WORK INSTRUCTIONS - The word "damage" marks the lines you need; copy each of them from the data.
==== ENTRIES PROVIDED
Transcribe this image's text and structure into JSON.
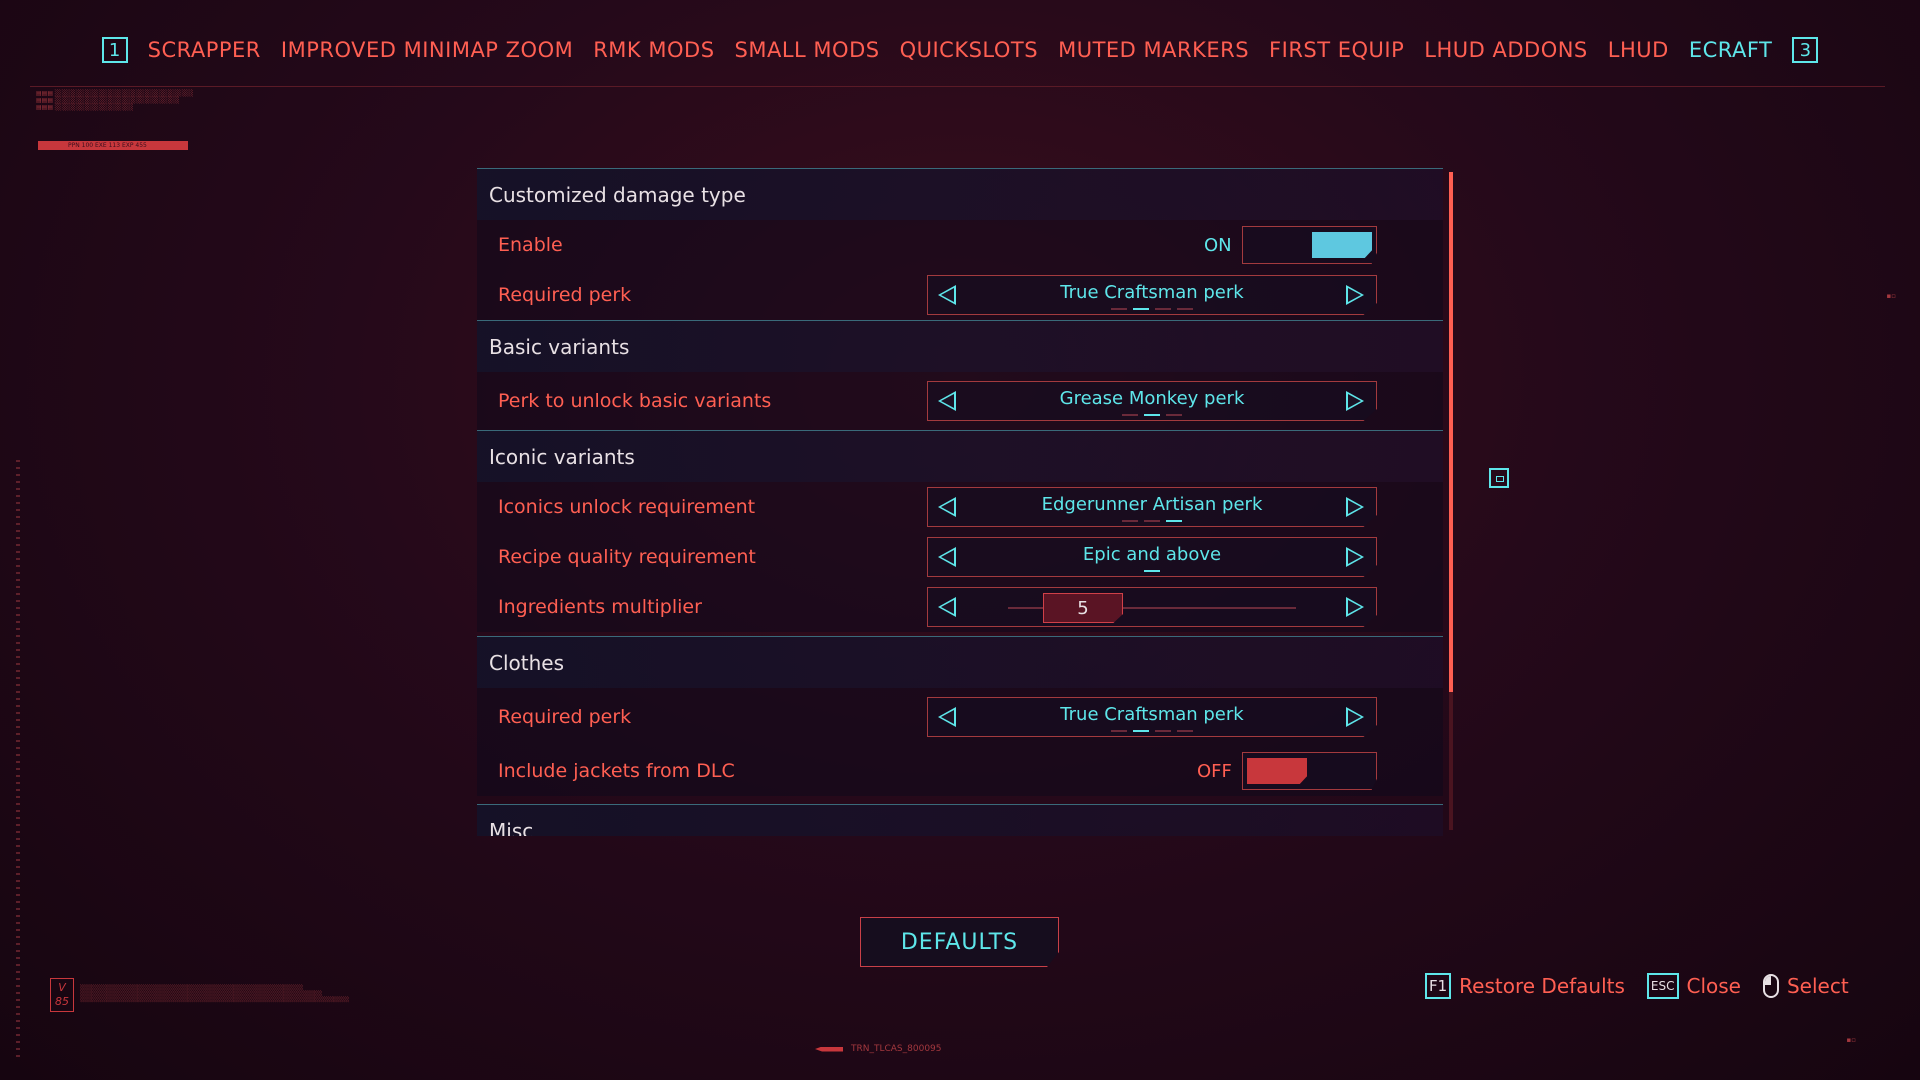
{
  "tabs": {
    "left_key": "1",
    "right_key": "3",
    "items": [
      "SCRAPPER",
      "IMPROVED MINIMAP ZOOM",
      "RMK MODS",
      "SMALL MODS",
      "QUICKSLOTS",
      "MUTED MARKERS",
      "FIRST EQUIP",
      "LHUD ADDONS",
      "LHUD",
      "ECRAFT"
    ],
    "active": "ECRAFT"
  },
  "sections": {
    "damage": {
      "title": "Customized damage type",
      "enable": {
        "label": "Enable",
        "state": "ON",
        "on": true
      },
      "required_perk": {
        "label": "Required perk",
        "value": "True Craftsman perk"
      }
    },
    "basic": {
      "title": "Basic variants",
      "perk_unlock": {
        "label": "Perk to unlock basic variants",
        "value": "Grease Monkey perk"
      }
    },
    "iconic": {
      "title": "Iconic variants",
      "unlock_req": {
        "label": "Iconics unlock requirement",
        "value": "Edgerunner Artisan perk"
      },
      "recipe_quality": {
        "label": "Recipe quality requirement",
        "value": "Epic and above"
      },
      "ingredients": {
        "label": "Ingredients multiplier",
        "value": "5"
      }
    },
    "clothes": {
      "title": "Clothes",
      "required_perk": {
        "label": "Required perk",
        "value": "True Craftsman perk"
      },
      "jackets": {
        "label": "Include jackets from DLC",
        "state": "OFF",
        "on": false
      }
    },
    "misc": {
      "title": "Misc"
    }
  },
  "defaults_button": "DEFAULTS",
  "hints": {
    "restore": {
      "key": "F1",
      "label": "Restore Defaults"
    },
    "close": {
      "key": "ESC",
      "label": "Close"
    },
    "select": {
      "label": "Select"
    }
  },
  "deco": {
    "version": "V 85",
    "bottom_code": "TRN_TLCAS_800095",
    "bar_code": "PPN 100 EXE 113 EXP 455"
  },
  "colors": {
    "accent_cyan": "#5ee6ea",
    "accent_red": "#ff5f52",
    "toggle_on": "#5ec8e0",
    "toggle_off": "#c8373c"
  }
}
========
EXERCISE RESPONSE -
    "damage": {
      "title": "Customized damage type",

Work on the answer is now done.